Wisconsin's Options

Facing a $3.6 billion deficit, Wisconsin Governor Scott K. Walker proposed budget cuts that would balance the budget as well as a process to ensure that the people of Wisconsin are empowered to decide if state employees paid by their tax dollars would be able to receive pay hike beyond the consumer price index. As a result, big unions and public employees, focused on their own agenda and not that of the people of Wisconsin, began major protests in the state capitol of Madison. The protests have become national news, with national politicians such as President Barack Obama and Speaker John Boehner (R-Ohio) chiming in. Pundits all over the cable news networks and columnists at national newspapers have also chimed in on the situation.

When it comes down to it, Governor Walker has three options for fixing Wisconsin's budget woes:
  1. Hike Taxes: Governor Walker could propose a tax hike to raise the $3.6 billion needed to balance out the budget. However, the people of Wisconsin sent a clear message last year that they would not accept tax hikes, and Governor Walker was elected on a promise to not raise taxes.

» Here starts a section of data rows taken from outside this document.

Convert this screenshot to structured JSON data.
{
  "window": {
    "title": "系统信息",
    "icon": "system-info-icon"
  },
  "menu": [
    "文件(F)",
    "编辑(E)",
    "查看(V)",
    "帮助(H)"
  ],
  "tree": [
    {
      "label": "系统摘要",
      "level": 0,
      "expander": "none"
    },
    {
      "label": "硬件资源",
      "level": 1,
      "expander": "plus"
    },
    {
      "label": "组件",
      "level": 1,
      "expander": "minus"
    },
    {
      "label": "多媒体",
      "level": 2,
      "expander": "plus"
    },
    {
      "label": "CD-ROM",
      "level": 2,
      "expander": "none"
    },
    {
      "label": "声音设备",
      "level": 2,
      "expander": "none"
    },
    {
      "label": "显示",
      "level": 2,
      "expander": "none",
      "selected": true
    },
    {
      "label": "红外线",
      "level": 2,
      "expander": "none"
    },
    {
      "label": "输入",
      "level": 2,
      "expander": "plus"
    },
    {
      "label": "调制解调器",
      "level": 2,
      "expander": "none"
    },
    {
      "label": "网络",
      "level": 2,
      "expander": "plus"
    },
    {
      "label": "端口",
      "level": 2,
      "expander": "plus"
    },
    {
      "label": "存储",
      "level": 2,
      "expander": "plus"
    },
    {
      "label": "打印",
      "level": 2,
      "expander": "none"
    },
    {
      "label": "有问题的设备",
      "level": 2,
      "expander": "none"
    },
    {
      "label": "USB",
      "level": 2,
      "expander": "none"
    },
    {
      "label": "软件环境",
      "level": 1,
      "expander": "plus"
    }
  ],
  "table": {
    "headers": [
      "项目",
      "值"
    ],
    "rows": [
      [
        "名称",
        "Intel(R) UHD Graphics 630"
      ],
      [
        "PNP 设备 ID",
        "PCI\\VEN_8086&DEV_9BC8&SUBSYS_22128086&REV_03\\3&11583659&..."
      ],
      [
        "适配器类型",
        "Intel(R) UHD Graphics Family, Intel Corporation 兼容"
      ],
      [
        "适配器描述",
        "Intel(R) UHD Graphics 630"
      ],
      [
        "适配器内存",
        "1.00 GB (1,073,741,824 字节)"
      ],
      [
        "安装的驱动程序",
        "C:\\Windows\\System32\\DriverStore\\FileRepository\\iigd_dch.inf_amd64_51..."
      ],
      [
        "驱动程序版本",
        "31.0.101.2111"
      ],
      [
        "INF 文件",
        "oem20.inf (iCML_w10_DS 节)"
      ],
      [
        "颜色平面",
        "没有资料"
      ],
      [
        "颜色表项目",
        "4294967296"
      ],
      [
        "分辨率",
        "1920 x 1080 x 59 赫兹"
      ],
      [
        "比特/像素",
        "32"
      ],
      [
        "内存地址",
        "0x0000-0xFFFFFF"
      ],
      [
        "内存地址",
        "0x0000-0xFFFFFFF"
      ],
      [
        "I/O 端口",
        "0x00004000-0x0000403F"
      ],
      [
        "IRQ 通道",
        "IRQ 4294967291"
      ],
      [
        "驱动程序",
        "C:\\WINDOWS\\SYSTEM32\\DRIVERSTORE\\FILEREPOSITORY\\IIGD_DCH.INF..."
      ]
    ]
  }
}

In fact, many in Wisconsin elected Governor Walker because of his promises to reduce taxes, enabling the growth of small business and the creation of jobs. 
  2. Add Debt: Governor Walker could propose simply borrowing more money to finance unsustainable spending. Unfortunately, such a concept was rejected by Wisconsin voters and would lead the state into an even worse long-term deficit problem, as the debt would need to be paid back. Wisconsin would simply end up in a worse situation, such as what California is in.
  3. Curb Spending: Governor Walker could propose a budget that curbs spending, as he promised to do when running for office. In doing this, taxes would remain the same or be cut, and deficit would not grow. 
Obviously, Option #3 makes the most sense, and it is what the Governor is trying to pursue. The people of Wisconsin sent a message that new debt and new taxes were unacceptable, and Governor Walker must carry out the will of the people. Less than 10% of Wisconsin workers are members of unions. The interest of the over 90% Wisconsin workers who are non-union must be prioritized over the loud voices of the big unions.

No comments:

Post a Comment